━━ Dataset excerpts
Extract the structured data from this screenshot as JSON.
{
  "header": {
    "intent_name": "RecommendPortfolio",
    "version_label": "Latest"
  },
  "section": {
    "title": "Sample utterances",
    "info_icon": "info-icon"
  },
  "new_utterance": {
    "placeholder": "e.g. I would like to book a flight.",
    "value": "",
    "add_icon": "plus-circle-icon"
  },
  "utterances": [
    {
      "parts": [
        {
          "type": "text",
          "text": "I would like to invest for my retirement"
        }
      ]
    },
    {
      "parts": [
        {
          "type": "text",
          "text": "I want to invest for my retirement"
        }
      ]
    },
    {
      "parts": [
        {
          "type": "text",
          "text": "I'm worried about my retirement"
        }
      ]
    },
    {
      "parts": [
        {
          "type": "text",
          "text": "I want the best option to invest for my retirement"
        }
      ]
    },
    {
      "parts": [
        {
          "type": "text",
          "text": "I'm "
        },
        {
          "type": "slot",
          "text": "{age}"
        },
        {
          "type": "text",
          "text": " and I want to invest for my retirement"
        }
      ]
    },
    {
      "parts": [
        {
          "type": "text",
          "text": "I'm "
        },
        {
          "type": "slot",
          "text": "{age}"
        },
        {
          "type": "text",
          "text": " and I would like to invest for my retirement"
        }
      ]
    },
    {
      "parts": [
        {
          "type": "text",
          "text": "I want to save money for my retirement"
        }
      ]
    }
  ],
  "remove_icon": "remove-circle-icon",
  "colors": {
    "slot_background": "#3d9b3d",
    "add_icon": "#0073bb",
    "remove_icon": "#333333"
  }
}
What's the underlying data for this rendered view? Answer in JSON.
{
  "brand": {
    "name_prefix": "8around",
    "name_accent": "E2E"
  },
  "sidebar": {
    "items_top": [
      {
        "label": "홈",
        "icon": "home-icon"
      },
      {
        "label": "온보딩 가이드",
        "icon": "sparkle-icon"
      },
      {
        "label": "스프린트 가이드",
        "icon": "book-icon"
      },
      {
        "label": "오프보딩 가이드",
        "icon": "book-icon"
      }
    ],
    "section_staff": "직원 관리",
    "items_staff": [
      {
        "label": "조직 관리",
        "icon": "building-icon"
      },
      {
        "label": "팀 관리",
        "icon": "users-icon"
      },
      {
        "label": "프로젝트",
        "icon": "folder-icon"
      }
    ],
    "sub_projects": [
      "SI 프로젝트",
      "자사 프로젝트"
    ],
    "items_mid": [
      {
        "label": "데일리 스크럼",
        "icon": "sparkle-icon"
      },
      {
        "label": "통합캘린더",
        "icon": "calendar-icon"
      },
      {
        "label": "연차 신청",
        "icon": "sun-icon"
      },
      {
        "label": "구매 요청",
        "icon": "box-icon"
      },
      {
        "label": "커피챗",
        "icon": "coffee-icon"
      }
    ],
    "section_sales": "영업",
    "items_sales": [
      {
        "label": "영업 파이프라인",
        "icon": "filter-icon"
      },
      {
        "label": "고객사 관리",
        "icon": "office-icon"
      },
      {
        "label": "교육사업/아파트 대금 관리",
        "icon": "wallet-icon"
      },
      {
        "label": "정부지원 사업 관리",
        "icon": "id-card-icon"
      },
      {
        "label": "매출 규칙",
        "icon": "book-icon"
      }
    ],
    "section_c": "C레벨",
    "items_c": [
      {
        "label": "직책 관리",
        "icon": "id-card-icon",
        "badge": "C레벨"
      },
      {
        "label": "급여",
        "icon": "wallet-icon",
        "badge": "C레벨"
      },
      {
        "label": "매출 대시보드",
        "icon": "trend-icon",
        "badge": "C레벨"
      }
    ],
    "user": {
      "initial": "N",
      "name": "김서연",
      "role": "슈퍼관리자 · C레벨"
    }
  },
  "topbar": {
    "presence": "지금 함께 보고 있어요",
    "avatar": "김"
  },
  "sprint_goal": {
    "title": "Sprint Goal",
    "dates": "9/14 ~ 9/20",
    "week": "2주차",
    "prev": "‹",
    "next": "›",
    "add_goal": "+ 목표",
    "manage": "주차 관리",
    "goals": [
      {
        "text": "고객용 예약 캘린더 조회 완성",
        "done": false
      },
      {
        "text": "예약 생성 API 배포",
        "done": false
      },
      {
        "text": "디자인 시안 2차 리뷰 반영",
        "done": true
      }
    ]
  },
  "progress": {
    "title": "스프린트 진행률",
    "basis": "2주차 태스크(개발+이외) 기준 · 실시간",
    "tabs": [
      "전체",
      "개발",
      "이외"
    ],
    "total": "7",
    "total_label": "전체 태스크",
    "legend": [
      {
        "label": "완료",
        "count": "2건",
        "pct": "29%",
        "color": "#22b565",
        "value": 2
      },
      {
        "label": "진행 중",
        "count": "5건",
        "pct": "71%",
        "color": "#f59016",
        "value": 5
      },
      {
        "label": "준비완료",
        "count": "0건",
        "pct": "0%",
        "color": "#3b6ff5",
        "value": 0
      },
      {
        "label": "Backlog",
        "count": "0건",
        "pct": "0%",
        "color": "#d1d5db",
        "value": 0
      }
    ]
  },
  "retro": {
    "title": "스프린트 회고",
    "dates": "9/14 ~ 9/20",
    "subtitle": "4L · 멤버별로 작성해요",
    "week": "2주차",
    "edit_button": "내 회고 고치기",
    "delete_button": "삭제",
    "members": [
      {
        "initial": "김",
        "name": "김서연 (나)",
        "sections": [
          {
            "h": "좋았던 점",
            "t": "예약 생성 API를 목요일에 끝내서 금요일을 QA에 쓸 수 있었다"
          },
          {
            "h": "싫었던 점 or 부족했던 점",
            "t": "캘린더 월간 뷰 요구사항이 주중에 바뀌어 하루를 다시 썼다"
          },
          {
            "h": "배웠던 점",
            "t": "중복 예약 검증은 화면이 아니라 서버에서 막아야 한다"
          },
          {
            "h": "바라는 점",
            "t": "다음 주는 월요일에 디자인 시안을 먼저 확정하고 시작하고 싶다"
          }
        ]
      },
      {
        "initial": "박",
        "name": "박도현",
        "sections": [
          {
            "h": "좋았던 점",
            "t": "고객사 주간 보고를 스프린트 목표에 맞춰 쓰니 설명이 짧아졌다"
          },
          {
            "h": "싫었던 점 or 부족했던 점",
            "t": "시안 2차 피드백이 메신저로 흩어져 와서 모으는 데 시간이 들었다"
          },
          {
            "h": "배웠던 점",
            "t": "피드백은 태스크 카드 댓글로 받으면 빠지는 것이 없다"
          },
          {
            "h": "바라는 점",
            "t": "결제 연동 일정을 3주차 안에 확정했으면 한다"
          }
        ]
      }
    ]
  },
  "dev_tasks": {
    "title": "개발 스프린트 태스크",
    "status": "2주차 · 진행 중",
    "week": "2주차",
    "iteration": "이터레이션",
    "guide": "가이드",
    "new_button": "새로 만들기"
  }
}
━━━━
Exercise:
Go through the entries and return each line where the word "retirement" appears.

Solution to this task:
          "text": "I would like to invest for my retirement"
          "text": "I want to invest for my retirement"
          "text": "I'm worried about my retirement"
          "text": "I want the best option to invest for my retirement"
          "text": " and I want to invest for my retirement"
          "text": " and I would like to invest for my retirement"
          "text": "I want to save money for my retirement"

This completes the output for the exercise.